While there are many things Catholics and Protestants DO disagree on, many things are simply misunderstood. 

I like to put it this way. So much of the differences between our faiths are similar to the differences between our current GPS system and a navigational sextant. If one needed to get to Brooklyn Harbor in New York, one could get there using either method, but you certainly couldn't assume the language and mathematics are the same. They are very different. 

Catholicism uses the language of the early Christians, it takes the route of Hebrew (Aramaic) and Greek to Latin. Its worldview is from a different millennia and language and culture. Protestant thoughts are based in the 17th-century European Reformation and are intermixed with Enlightenment philosophy. European language and culture is very different from first-century Aramaic and Latin, therefore attempting to see ancient culture through today's lenses simply doesn't work. 

You cannot understand Catholicism easily. It's not a matter of googling a question and then assuming you understand anymore than trying to figure out how to get from New York City from Miami using a sextant system from your car. You have to first get the translation... 

And to complicate things further, the definition of common Christian words mean very different things to Catholics than they do to Protestants. 

When I was a Protestant and a Catholic would use the word "grace" I assumed I understood what they were saying. I didn't. And I assure you, if you are a Protestant and think you understand Catholicism because we share a spiritual vocabulary and think you know what Catholics mean by the word "grace" you don't. Trust me on this one, you don't. 

Another example of what I mean is the Magic Eye pictures. Look at the one at the top. Those who have no idea what it is, just assume it is a strange mosaic repeating images of colorful dancer and buildings. But once you learn that it is not, there is a hidden image beneath the surface of the images, that the point of the repeating images is not for the superficial but for the deeper image, then you begin to look more intensely. 

After a while you can learn to see the images the creator meant for all to see. It just isn't easy. However, Catholicism isn't hidden in the sense that it is a gnostic secret that only a few have. It is for everyone. The difference for us today as 21st-century Americans understanding Catholicism is not that it is so mysterious and hard. It is just ancient. That alone makes it a difficult transition for us. 

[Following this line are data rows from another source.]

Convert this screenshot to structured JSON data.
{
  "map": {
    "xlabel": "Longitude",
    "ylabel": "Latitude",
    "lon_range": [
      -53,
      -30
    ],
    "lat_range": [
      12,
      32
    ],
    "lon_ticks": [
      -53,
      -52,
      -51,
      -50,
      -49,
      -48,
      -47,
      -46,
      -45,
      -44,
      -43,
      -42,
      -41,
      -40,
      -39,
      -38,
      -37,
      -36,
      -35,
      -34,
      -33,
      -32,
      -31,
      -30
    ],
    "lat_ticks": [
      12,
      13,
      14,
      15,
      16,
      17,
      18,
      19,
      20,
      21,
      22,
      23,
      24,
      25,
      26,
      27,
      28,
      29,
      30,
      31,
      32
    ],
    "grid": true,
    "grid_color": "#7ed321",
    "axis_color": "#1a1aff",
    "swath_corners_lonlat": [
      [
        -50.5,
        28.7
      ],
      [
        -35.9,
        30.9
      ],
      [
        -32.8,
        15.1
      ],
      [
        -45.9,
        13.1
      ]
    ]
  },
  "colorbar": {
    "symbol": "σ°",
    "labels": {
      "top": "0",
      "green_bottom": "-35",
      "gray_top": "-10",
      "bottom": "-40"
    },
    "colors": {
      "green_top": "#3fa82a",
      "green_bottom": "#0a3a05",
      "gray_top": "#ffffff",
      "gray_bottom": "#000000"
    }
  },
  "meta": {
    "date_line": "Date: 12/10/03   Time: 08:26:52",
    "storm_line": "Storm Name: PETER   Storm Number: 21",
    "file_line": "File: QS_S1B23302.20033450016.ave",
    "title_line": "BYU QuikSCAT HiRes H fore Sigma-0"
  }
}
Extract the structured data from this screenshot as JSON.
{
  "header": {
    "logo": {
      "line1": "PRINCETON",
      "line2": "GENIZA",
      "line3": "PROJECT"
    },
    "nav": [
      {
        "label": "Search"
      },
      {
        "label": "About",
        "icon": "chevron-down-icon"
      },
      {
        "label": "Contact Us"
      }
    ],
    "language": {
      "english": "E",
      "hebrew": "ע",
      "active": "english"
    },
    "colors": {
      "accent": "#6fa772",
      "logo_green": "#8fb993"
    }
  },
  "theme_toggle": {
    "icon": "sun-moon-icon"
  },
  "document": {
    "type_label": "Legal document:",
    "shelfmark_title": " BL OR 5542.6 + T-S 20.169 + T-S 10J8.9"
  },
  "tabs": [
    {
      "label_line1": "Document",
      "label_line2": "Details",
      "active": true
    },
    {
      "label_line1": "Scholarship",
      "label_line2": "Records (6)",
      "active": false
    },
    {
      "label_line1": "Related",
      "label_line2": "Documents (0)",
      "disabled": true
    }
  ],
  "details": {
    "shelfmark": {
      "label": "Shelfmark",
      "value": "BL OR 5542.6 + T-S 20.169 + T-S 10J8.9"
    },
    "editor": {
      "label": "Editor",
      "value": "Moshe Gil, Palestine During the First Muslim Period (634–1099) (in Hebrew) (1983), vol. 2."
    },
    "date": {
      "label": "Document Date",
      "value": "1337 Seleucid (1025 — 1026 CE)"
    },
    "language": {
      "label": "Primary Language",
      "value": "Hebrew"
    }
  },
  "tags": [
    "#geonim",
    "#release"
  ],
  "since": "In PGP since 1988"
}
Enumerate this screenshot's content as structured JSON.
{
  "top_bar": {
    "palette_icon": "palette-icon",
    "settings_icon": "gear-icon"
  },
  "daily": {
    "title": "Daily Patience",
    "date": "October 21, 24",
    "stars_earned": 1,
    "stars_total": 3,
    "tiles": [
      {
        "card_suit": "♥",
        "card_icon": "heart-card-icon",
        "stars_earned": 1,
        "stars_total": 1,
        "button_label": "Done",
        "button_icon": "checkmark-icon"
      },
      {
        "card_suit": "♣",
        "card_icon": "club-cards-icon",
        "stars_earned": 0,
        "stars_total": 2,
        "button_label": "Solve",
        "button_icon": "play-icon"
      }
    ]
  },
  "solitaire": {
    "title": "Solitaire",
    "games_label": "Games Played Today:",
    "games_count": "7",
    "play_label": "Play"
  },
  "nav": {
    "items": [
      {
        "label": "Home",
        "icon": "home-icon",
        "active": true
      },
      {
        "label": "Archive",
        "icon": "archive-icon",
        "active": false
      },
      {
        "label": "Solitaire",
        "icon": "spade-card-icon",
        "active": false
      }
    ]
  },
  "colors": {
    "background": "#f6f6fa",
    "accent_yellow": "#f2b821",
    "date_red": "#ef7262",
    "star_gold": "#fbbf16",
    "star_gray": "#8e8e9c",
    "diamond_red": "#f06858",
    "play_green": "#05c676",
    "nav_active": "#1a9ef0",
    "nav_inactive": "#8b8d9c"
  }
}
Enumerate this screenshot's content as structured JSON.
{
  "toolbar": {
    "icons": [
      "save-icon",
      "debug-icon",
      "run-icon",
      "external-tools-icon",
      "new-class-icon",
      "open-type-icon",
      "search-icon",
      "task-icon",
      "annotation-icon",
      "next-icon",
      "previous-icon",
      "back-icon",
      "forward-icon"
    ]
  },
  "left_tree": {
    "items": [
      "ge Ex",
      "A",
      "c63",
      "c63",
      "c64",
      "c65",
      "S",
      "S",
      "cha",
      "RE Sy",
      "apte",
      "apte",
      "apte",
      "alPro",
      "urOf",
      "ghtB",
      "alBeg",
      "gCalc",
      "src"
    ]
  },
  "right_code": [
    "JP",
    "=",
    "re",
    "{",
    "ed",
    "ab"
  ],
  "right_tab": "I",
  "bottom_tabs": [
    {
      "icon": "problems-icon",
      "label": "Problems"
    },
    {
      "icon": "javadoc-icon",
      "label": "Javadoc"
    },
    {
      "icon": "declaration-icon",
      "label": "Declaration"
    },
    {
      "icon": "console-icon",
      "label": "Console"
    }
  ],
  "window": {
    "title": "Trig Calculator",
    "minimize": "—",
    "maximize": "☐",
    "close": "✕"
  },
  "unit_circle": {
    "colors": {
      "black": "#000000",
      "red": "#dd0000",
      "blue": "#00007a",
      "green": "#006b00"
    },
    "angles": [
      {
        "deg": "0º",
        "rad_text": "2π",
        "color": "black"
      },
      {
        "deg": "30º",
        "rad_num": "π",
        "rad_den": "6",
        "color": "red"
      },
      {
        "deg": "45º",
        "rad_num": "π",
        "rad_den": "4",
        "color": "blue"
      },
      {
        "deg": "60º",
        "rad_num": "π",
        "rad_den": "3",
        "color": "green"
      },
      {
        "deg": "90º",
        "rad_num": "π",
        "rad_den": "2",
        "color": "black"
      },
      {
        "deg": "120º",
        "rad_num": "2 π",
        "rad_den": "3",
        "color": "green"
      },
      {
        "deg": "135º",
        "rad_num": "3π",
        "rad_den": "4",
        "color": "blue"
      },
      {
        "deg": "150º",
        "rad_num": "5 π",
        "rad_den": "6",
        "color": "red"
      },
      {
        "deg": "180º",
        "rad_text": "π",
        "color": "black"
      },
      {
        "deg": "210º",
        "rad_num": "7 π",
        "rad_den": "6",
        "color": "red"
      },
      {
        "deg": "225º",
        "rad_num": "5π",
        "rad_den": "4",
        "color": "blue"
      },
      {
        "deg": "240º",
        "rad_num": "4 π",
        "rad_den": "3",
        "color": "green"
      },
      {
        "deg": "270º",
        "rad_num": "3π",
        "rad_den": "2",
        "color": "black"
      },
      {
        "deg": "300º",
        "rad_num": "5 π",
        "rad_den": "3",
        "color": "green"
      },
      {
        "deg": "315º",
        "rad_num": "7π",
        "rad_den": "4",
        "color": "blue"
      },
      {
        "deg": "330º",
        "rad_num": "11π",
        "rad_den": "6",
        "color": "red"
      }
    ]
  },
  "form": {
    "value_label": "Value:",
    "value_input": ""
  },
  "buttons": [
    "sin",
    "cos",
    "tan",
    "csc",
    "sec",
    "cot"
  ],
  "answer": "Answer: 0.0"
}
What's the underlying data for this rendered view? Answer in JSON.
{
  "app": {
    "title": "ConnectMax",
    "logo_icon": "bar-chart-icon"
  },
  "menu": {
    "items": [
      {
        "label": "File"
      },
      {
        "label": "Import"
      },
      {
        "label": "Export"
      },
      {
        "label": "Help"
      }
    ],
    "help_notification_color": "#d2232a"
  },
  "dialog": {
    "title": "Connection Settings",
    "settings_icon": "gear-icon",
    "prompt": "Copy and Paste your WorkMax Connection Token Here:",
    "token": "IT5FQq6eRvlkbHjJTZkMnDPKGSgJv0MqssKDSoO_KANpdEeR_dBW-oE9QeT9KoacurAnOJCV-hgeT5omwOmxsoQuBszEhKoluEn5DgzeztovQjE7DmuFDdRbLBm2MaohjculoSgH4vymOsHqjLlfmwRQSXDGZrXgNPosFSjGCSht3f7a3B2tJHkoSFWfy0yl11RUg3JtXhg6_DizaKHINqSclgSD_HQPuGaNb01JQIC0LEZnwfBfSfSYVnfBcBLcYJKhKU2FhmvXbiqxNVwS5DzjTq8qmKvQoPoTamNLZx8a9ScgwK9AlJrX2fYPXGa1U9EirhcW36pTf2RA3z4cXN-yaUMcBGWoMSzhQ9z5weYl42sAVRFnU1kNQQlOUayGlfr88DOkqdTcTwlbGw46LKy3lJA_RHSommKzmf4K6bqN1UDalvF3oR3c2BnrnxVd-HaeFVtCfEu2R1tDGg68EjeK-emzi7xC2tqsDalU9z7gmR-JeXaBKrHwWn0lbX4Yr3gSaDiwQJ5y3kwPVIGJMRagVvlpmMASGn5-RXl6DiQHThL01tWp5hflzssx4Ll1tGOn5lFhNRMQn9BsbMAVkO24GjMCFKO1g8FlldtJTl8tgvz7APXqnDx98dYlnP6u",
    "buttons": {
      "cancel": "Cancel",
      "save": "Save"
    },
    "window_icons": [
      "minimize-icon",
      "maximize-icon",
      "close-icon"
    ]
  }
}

(By the way, the picture is of Boston's Hatch Shell. I'm usually pretty good at these magic eye pictures, but this one just isn't working for me.) 

One more example: 

This is the Lord's Prayer in Old English. 

This is a language we should all easily comprehend. It's English.... Yet, just as Shakespeare is difficult to follow and it is only a few centuries ago, a more ancient English is almost impossible for us. 

So when we try to understand Catholicism, which is two millennia old, in a different language and in a different culture, we should assume we will have to do some studying first before we can be assured we understand. 

Please, for God's sake, understand that Catholicism cannot be understood in Protestant language nor in short sound bites anymore than one can traverse land today via a sextant or see the picture in the Magic eye or understand Old English on the first hearing. Catholicism is ancient. Be patient. Listen with an open heart and you will discover that you can more easily see ways to unite with them. Not for our sakes, but so the world will know that Jesus is God. 

"I do not ask on behalf of these alone, but for those also who believe in Me through their word; that they may all be one; even as You, Father, are in Me and I in You, that they also may be in Us, so that the world may believe that You sent Me. "The glory which You have given Me I have given to them, that they may be one, just as We are one;… John 17: 20-22.